__RECORDS SHOWN__
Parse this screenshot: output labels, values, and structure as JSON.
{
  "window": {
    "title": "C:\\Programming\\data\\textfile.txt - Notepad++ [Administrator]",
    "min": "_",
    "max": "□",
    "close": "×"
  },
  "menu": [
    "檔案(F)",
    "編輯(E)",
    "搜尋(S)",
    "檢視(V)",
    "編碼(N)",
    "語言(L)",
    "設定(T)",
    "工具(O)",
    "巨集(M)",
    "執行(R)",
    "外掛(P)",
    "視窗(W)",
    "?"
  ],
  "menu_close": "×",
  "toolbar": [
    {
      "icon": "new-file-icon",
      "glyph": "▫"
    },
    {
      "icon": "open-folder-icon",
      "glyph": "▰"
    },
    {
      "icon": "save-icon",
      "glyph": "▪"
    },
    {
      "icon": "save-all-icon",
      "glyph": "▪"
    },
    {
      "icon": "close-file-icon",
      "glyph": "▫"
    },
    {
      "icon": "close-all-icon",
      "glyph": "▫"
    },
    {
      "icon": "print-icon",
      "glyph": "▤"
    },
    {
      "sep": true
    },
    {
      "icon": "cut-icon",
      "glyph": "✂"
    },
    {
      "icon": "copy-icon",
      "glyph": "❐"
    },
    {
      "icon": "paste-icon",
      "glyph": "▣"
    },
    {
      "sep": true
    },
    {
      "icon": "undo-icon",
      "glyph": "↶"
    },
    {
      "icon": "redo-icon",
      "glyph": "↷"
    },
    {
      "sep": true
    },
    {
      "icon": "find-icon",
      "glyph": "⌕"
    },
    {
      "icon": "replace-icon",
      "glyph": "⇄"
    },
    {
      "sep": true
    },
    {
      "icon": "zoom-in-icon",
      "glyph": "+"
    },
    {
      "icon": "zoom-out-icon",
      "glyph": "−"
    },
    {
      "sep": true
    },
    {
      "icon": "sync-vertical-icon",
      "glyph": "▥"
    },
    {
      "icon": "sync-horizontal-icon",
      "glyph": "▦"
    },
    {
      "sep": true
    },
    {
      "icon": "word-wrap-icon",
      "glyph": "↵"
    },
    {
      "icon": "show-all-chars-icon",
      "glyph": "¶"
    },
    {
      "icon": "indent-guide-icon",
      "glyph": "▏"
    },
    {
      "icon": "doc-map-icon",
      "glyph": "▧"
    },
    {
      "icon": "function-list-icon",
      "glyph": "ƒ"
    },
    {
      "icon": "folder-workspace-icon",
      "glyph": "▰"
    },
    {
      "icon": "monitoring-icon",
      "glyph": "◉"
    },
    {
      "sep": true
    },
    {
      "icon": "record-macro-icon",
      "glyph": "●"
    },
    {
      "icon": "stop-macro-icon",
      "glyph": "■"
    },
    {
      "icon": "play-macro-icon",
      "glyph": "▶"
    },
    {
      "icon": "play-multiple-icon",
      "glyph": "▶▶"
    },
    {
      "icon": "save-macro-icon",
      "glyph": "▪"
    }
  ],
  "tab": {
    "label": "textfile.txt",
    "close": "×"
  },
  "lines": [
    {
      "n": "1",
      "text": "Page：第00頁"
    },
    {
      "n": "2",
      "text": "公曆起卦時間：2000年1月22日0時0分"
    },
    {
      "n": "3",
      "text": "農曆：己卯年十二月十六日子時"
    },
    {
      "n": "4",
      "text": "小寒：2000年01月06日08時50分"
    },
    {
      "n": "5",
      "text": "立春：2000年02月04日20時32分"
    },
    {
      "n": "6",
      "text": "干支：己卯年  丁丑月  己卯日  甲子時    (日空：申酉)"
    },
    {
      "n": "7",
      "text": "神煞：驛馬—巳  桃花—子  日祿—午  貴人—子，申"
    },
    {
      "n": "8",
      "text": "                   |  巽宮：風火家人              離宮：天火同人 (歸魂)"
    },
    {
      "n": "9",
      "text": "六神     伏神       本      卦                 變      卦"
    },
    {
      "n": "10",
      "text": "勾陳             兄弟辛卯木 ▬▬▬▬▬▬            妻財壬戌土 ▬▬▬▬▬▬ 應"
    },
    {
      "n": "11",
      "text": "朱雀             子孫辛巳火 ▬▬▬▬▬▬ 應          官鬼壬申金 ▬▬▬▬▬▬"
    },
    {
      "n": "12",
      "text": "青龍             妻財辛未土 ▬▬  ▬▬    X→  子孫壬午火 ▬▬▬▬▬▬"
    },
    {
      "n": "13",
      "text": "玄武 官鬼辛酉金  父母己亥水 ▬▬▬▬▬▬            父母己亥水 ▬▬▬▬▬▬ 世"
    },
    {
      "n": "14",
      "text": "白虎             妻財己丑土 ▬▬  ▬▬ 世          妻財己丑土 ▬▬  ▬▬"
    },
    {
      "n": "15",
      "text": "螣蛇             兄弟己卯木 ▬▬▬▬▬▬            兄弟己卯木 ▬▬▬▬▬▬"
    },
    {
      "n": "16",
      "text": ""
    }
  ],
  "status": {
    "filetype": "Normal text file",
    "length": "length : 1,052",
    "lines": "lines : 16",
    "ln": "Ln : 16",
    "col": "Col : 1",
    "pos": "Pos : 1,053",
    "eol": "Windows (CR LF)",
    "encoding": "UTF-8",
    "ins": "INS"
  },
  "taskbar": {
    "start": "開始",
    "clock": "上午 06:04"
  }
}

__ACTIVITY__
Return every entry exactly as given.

__THE ANSWER__
Parse this screenshot: output labels, values, and structure as JSON.
{
  "window": {
    "title": "C:\\Programming\\data\\textfile.txt - Notepad++ [Administrator]",
    "min": "_",
    "max": "□",
    "close": "×"
  },
  "menu": [
    "檔案(F)",
    "編輯(E)",
    "搜尋(S)",
    "檢視(V)",
    "編碼(N)",
    "語言(L)",
    "設定(T)",
    "工具(O)",
    "巨集(M)",
    "執行(R)",
    "外掛(P)",
    "視窗(W)",
    "?"
  ],
  "menu_close": "×",
  "toolbar": [
    {
      "icon": "new-file-icon",
      "glyph": "▫"
    },
    {
      "icon": "open-folder-icon",
      "glyph": "▰"
    },
    {
      "icon": "save-icon",
      "glyph": "▪"
    },
    {
      "icon": "save-all-icon",
      "glyph": "▪"
    },
    {
      "icon": "close-file-icon",
      "glyph": "▫"
    },
    {
      "icon": "close-all-icon",
      "glyph": "▫"
    },
    {
      "icon": "print-icon",
      "glyph": "▤"
    },
    {
      "sep": true
    },
    {
      "icon": "cut-icon",
      "glyph": "✂"
    },
    {
      "icon": "copy-icon",
      "glyph": "❐"
    },
    {
      "icon": "paste-icon",
      "glyph": "▣"
    },
    {
      "sep": true
    },
    {
      "icon": "undo-icon",
      "glyph": "↶"
    },
    {
      "icon": "redo-icon",
      "glyph": "↷"
    },
    {
      "sep": true
    },
    {
      "icon": "find-icon",
      "glyph": "⌕"
    },
    {
      "icon": "replace-icon",
      "glyph": "⇄"
    },
    {
      "sep": true
    },
    {
      "icon": "zoom-in-icon",
      "glyph": "+"
    },
    {
      "icon": "zoom-out-icon",
      "glyph": "−"
    },
    {
      "sep": true
    },
    {
      "icon": "sync-vertical-icon",
      "glyph": "▥"
    },
    {
      "icon": "sync-horizontal-icon",
      "glyph": "▦"
    },
    {
      "sep": true
    },
    {
      "icon": "word-wrap-icon",
      "glyph": "↵"
    },
    {
      "icon": "show-all-chars-icon",
      "glyph": "¶"
    },
    {
      "icon": "indent-guide-icon",
      "glyph": "▏"
    },
    {
      "icon": "doc-map-icon",
      "glyph": "▧"
    },
    {
      "icon": "function-list-icon",
      "glyph": "ƒ"
    },
    {
      "icon": "folder-workspace-icon",
      "glyph": "▰"
    },
    {
      "icon": "monitoring-icon",
      "glyph": "◉"
    },
    {
      "sep": true
    },
    {
      "icon": "record-macro-icon",
      "glyph": "●"
    },
    {
      "icon": "stop-macro-icon",
      "glyph": "■"
    },
    {
      "icon": "play-macro-icon",
      "glyph": "▶"
    },
    {
      "icon": "play-multiple-icon",
      "glyph": "▶▶"
    },
    {
      "icon": "save-macro-icon",
      "glyph": "▪"
    }
  ],
  "tab": {
    "label": "textfile.txt",
    "close": "×"
  },
  "lines": [
    {
      "n": "1",
      "text": "Page：第00頁"
    },
    {
      "n": "2",
      "text": "公曆起卦時間：2000年1月22日0時0分"
    },
    {
      "n": "3",
      "text": "農曆：己卯年十二月十六日子時"
    },
    {
      "n": "4",
      "text": "小寒：2000年01月06日08時50分"
    },
    {
      "n": "5",
      "text": "立春：2000年02月04日20時32分"
    },
    {
      "n": "6",
      "text": "干支：己卯年  丁丑月  己卯日  甲子時    (日空：申酉)"
    },
    {
      "n": "7",
      "text": "神煞：驛馬—巳  桃花—子  日祿—午  貴人—子，申"
    },
    {
      "n": "8",
      "text": "                   |  巽宮：風火家人              離宮：天火同人 (歸魂)"
    },
    {
      "n": "9",
      "text": "六神     伏神       本      卦                 變      卦"
    },
    {
      "n": "10",
      "text": "勾陳             兄弟辛卯木 ▬▬▬▬▬▬            妻財壬戌土 ▬▬▬▬▬▬ 應"
    },
    {
      "n": "11",
      "text": "朱雀             子孫辛巳火 ▬▬▬▬▬▬ 應          官鬼壬申金 ▬▬▬▬▬▬"
    },
    {
      "n": "12",
      "text": "青龍             妻財辛未土 ▬▬  ▬▬    X→  子孫壬午火 ▬▬▬▬▬▬"
    },
    {
      "n": "13",
      "text": "玄武 官鬼辛酉金  父母己亥水 ▬▬▬▬▬▬            父母己亥水 ▬▬▬▬▬▬ 世"
    },
    {
      "n": "14",
      "text": "白虎             妻財己丑土 ▬▬  ▬▬ 世          妻財己丑土 ▬▬  ▬▬"
    },
    {
      "n": "15",
      "text": "螣蛇             兄弟己卯木 ▬▬▬▬▬▬            兄弟己卯木 ▬▬▬▬▬▬"
    },
    {
      "n": "16",
      "text": ""
    }
  ],
  "status": {
    "filetype": "Normal text file",
    "length": "length : 1,052",
    "lines": "lines : 16",
    "ln": "Ln : 16",
    "col": "Col : 1",
    "pos": "Pos : 1,053",
    "eol": "Windows (CR LF)",
    "encoding": "UTF-8",
    "ins": "INS"
  },
  "taskbar": {
    "start": "開始",
    "clock": "上午 06:04"
  }
}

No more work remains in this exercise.